→ Dataset excerpts
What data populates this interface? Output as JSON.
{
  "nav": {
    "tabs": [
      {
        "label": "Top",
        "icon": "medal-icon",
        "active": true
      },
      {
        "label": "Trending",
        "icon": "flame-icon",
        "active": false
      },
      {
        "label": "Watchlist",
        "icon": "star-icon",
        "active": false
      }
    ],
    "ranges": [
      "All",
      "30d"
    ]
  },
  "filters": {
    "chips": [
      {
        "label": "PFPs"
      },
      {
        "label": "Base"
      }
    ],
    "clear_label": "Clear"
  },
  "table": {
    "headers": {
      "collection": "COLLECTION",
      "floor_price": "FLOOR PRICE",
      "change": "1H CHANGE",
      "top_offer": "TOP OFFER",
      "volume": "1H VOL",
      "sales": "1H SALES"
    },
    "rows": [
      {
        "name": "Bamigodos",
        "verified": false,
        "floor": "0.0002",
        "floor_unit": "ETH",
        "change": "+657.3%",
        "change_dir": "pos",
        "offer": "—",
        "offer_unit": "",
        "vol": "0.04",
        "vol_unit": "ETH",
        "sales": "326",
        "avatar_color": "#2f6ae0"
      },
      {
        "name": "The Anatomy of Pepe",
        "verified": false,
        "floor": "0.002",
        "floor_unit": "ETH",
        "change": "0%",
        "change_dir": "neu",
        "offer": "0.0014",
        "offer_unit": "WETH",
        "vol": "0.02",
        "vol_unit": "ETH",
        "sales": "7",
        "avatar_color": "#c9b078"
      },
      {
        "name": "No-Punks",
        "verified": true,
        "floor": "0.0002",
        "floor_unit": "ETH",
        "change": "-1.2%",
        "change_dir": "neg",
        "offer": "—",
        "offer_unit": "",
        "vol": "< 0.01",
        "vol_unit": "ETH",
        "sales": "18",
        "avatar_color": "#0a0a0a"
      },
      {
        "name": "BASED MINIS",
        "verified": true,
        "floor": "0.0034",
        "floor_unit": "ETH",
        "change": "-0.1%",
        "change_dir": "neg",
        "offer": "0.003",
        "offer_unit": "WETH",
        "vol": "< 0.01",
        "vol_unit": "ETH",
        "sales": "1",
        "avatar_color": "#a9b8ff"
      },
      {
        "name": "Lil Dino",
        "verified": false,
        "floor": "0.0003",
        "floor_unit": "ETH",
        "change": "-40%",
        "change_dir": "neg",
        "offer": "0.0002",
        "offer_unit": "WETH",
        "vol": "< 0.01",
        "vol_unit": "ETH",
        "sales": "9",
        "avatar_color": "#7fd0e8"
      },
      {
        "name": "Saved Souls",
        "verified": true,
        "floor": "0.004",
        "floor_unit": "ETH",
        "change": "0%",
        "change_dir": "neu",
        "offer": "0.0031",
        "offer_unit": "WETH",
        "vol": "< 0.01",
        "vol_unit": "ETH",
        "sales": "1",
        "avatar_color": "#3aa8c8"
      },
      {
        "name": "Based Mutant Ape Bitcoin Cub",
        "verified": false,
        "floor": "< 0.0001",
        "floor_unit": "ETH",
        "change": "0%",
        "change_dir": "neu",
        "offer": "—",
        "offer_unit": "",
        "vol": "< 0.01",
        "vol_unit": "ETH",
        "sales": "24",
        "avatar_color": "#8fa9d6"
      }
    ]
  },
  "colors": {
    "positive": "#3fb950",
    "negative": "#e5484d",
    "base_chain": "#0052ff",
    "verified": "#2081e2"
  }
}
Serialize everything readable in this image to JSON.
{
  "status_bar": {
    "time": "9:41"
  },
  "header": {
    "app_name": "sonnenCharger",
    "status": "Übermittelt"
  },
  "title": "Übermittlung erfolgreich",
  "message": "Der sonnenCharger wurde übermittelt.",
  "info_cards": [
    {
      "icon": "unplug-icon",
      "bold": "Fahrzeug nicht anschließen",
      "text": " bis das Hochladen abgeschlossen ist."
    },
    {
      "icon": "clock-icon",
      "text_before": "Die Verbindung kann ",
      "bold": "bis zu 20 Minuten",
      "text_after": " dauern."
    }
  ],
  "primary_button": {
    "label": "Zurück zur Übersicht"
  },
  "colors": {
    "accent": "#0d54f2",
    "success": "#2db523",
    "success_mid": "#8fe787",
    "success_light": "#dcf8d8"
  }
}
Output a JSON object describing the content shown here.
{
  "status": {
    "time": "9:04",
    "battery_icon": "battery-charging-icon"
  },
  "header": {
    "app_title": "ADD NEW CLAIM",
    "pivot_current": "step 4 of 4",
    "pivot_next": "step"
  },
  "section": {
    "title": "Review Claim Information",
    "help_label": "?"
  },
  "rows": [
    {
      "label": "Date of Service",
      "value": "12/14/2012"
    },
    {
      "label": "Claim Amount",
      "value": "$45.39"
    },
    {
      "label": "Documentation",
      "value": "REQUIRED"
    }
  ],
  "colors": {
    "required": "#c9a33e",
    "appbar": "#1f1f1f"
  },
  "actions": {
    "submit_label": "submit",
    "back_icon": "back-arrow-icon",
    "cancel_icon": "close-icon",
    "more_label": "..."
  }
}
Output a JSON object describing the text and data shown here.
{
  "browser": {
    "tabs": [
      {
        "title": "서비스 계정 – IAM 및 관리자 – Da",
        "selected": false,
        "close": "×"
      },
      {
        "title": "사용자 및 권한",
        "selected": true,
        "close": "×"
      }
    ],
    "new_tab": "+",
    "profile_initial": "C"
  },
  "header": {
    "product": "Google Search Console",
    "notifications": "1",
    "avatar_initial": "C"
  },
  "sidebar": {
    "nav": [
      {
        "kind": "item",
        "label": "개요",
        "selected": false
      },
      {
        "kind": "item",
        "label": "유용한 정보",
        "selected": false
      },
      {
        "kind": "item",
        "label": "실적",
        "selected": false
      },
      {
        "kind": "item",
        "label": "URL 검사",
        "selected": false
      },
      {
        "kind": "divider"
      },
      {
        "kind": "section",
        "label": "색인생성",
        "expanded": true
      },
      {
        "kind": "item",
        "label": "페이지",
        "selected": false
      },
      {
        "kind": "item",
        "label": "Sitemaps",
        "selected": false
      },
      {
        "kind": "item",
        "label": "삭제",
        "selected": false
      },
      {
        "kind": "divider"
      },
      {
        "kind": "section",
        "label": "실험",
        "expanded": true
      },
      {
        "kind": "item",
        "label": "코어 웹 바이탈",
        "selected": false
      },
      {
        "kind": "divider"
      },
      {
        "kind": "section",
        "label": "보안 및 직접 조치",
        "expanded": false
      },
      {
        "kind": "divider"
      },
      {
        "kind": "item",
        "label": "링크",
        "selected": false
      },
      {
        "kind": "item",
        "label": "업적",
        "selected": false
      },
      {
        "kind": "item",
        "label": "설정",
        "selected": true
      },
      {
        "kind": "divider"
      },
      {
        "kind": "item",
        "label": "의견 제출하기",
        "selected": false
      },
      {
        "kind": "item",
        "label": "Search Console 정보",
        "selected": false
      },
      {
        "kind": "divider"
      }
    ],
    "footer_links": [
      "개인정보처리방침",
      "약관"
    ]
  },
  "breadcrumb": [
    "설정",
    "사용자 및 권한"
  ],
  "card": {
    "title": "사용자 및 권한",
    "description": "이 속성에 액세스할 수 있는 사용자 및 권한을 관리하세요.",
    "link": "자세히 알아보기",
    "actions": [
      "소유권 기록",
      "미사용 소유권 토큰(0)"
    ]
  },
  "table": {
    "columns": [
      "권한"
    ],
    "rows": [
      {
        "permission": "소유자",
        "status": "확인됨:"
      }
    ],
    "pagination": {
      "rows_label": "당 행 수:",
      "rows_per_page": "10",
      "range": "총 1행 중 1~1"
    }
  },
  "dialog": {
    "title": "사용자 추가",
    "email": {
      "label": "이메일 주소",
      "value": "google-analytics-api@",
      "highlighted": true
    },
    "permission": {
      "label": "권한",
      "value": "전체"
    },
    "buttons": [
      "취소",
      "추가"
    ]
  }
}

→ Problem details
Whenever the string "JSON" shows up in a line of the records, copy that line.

→ Result of the task
What data populates this interface? Output as JSON.
Serialize everything readable in this image to JSON.
Output a JSON object describing the content shown here.
Output a JSON object describing the text and data shown here.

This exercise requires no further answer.